__Exercise objective__:
List all the lines in these records that hold "channel".

__Records provided__:

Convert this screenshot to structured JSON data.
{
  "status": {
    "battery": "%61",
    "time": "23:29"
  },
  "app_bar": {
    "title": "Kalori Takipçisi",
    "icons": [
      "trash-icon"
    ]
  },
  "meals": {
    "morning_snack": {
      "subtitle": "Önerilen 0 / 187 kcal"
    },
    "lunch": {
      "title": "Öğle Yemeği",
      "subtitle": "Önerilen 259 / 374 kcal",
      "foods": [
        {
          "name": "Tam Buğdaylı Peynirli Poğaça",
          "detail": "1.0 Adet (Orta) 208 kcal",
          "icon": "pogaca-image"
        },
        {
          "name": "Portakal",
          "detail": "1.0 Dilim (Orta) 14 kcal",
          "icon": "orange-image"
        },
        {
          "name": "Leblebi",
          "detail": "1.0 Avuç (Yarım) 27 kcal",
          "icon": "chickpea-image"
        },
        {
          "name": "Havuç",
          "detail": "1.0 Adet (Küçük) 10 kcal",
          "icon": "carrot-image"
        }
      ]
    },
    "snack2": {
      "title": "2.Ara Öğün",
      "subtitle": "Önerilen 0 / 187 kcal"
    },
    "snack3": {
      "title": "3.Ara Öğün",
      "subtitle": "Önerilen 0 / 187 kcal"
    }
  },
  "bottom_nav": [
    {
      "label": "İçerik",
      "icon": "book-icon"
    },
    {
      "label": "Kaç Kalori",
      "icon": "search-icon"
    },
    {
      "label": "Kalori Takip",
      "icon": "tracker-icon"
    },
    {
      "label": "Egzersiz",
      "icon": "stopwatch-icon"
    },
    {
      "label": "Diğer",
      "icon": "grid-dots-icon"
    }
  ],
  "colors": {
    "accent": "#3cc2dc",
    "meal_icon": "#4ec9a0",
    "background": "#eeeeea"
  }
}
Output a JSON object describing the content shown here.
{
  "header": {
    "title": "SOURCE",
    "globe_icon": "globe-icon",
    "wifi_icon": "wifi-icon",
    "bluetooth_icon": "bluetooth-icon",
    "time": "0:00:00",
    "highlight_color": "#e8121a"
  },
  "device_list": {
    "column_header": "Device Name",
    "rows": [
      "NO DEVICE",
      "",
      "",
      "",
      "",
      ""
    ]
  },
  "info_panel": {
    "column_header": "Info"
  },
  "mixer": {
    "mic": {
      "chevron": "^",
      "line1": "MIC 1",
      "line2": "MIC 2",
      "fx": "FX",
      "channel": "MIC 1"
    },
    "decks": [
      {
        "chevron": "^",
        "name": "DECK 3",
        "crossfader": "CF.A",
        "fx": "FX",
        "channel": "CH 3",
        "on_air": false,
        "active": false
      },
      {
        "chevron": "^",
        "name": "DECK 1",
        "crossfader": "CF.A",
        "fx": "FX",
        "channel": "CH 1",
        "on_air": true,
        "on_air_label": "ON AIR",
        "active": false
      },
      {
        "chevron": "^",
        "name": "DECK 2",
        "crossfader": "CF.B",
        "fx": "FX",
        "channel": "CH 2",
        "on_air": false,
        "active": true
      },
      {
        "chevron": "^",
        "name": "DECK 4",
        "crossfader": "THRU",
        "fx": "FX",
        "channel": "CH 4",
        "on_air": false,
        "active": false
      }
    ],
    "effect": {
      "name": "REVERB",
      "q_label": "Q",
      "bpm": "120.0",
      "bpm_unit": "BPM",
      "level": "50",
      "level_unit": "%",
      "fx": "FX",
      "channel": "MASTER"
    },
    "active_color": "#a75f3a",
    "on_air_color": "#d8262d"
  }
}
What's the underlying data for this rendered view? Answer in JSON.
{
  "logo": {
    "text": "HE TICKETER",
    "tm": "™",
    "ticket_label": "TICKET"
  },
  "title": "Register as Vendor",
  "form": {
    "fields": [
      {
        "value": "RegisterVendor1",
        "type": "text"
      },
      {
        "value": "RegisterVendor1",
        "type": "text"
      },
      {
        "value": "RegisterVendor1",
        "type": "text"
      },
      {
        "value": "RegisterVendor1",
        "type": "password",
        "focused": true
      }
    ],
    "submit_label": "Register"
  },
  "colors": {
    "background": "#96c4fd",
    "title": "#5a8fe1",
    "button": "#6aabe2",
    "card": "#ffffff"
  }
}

__Task output__:
      "channel": "MIC 1"
        "channel": "CH 3",
        "channel": "CH 1",
        "channel": "CH 2",
        "channel": "CH 4",
      "channel": "MASTER"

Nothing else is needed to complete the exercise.